═══ Exercise materials
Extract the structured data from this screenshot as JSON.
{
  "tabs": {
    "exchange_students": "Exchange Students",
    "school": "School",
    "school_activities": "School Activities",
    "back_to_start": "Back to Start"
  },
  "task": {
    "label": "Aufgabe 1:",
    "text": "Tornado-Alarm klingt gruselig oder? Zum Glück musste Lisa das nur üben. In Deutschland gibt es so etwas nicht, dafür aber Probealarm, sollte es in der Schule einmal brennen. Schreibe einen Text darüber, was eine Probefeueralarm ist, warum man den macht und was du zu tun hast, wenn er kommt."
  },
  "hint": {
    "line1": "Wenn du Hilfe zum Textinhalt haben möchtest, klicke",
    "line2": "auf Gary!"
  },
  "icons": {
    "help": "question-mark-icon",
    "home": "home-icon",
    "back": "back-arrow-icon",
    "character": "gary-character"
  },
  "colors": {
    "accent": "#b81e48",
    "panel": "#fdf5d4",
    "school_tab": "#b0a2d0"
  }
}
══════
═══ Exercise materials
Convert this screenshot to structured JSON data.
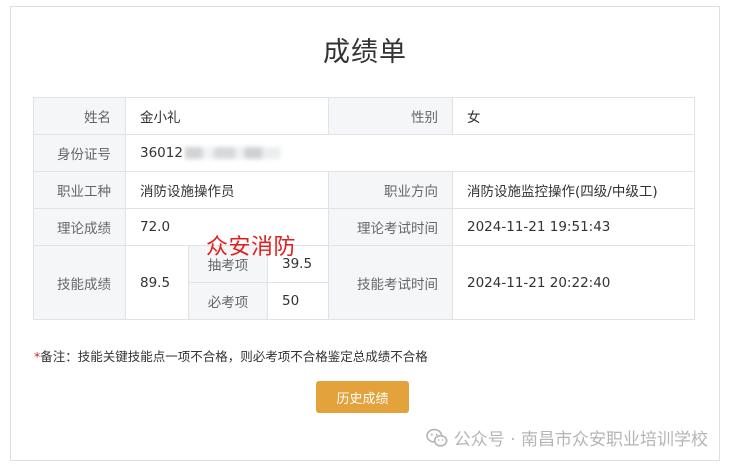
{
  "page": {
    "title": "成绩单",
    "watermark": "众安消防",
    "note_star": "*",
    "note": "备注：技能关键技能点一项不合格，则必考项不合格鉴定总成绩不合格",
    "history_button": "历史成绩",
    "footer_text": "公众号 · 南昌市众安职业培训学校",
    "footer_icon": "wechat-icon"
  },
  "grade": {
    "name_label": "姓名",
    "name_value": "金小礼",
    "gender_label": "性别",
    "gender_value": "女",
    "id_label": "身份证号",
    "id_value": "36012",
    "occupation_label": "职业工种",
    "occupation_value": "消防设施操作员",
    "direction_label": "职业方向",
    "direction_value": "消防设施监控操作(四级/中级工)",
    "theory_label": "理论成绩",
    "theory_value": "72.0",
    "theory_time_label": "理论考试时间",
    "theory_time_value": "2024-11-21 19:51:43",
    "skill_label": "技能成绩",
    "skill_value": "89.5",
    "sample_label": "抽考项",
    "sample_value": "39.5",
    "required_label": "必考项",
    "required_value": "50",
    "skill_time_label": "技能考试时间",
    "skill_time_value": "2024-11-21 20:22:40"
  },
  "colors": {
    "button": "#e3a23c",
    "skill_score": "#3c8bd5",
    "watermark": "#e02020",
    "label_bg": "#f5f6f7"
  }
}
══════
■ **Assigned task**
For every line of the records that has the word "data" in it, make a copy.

■ **Output of the task**
Extract the structured data from this screenshot as JSON.
Convert this screenshot to structured JSON data.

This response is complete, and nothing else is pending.